Cooked carrots, spinach, mushrooms, asparagus, cabbage, peppers and many other vegetables also supply more antioxidants, such as carotenoids and ferulic acid, to the body than they do when raw, Liu says. At least, that is, if they’re boiled or steamed. A January 2008 report in the Journal of Agriculture and Food Chemistry said that boiling and steaming better preserves antioxidants, particularly carotenoids, in carrots, zucchini and broccoli, than frying, though boiling was deemed the best. The researchers studied the impact of the various cooking techniques on compounds such as carotenoids, ascorbic acid and polyphenols.

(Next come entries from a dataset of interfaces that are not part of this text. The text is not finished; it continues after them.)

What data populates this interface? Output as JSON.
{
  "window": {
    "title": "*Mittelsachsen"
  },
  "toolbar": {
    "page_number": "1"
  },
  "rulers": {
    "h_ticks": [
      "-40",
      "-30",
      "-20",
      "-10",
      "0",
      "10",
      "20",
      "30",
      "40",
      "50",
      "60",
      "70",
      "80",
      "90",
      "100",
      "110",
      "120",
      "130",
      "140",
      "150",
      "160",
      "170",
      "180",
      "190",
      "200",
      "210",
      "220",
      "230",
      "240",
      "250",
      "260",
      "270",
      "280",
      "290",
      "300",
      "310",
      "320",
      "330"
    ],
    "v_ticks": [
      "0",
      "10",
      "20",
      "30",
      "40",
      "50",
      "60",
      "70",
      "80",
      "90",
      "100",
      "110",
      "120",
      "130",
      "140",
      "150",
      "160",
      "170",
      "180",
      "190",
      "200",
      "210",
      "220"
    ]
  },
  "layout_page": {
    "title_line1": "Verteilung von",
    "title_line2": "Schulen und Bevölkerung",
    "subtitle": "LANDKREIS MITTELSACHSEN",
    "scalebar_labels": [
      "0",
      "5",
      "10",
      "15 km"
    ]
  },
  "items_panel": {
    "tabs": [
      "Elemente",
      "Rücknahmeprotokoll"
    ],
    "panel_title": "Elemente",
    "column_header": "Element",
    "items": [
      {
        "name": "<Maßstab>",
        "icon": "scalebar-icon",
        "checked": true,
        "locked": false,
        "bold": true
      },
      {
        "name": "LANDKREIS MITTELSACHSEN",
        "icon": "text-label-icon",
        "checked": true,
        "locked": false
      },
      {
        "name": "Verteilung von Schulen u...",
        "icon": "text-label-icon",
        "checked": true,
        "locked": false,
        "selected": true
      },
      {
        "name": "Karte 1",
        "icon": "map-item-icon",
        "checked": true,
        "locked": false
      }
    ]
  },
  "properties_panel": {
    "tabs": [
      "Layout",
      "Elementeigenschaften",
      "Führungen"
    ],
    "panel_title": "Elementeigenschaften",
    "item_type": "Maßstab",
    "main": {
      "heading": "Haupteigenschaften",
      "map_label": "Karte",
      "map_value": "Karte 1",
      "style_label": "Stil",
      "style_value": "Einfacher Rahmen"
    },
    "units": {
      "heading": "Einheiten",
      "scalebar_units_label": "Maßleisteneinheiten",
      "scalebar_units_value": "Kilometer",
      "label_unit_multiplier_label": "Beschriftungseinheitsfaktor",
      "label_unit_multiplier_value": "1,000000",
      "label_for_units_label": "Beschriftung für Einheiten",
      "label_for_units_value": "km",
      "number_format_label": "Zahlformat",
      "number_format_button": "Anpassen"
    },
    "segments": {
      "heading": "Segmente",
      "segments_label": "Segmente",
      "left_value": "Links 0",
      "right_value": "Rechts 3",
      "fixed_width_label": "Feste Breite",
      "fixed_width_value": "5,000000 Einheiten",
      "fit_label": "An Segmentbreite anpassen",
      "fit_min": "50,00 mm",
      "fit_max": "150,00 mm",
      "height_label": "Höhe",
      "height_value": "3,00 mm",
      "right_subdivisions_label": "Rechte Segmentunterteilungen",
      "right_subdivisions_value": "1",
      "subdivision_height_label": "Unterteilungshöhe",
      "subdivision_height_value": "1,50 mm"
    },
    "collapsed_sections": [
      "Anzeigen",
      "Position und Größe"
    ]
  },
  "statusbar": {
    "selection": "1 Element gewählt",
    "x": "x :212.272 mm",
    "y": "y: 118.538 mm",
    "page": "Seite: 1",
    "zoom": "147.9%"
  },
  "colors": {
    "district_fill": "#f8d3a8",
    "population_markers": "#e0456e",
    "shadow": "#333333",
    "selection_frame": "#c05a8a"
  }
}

Deep fried foods are notorious sources of free radicals, caused by oil being continuously oxidized when it is heated at high temperatures. These radicals, which are highly reactive because they have at least one unpaired electron, can injure cells in the body. The antioxidants in the oil and the vegetables get used up during frying in stabilizing the cycle of oxidation.

Another study published in the Journal of Agricultural and Food Chemistry in 2002 showed that cooking carrots increases their level of beta-carotene. Beta-carotene belongs to a group of antioxidant substances called carotenoids, which give fruits and vegetables their red, yellow, and orange colorings. The body converts beta-carotene into vitamin A, which plays an important role in vision, reproduction, bone growth and regulating the immune system.

The downside of cooking veggies, Liu says: it can destroy the vitamin C in them. He found that vitamin C levels declined by 10 percent in tomatoes cooked for two minutes—and 29 percent in tomatoes that were cooked for half an hour at 190.4 degrees F (88 degrees C). The reason is that Vitamin C, which is highly unstable, is easily degraded through oxidation, exposure to heat (it can increase the rate at which vitamin C reacts with oxygen in the air) and through cooking in water (it dissolves in water).

Liu notes, however, that the trade-off may be worth it since vitamin C is prevalent in far more fruits and vegetables than is lycopene. Among them: broccoli, oranges, cauliflower, kale and carrots. Besides, cooked vegetables retain some of their vitamin C content.

That said, research shows that some veggies, including broccoli, are healthier raw rather than cooked. According to a study in the Journal of Agricultural and Food Chemistry in November 2007, heat damages the enzyme myrosinase, which breaks down glucosinates (compounds derived from glucose and an amino acid) in broccoli into a compound known as sulforaphane.

Research published in the journal Carcinogenesis in December 2008 found that sulforaphane might block the proliferation of and kill precancerous cells. A 2002 study in The Proceedings of the National Academy of Sciences also found that sulforaphane may help fight the bacterium Helicobacter pylori, which causes ulcers and increases a person’s risk of stomach cancer.

On the other hand, indole, an organic compound, is formed when certain plants, particularly cruciferous vegetables such as broccoli, cauliflower and cabbage, are cooked. According to research in The Journal of Nutrition in 2001, indole helps kill precancerous cells before they turn malignant. And while boiling carrots was found to increase carotenoid levels, another study found that it leads to a total loss of polyphenols, a group of chemicals found in raw carrots. Specific polyphenols have been shown to have antioxidant properties and to reduce the risk of cardiovascular disease and cancer, according to a 2005 report in The American Journal of Clinical Nutrition.

Comparing the healthfulness of raw and cooked food is complicated, and there are still many mysteries surrounding how the different molecules in plants interact with the human body. The bottom line, says Liu, is to eat your veggies and fruits no matter how they’re prepared.

“We cook them so they taste better,” Liu says. “If they taste better, we’re more likely to eat them.” And that’s the whole idea.

Jessica Orwig    Feb. 1, 2016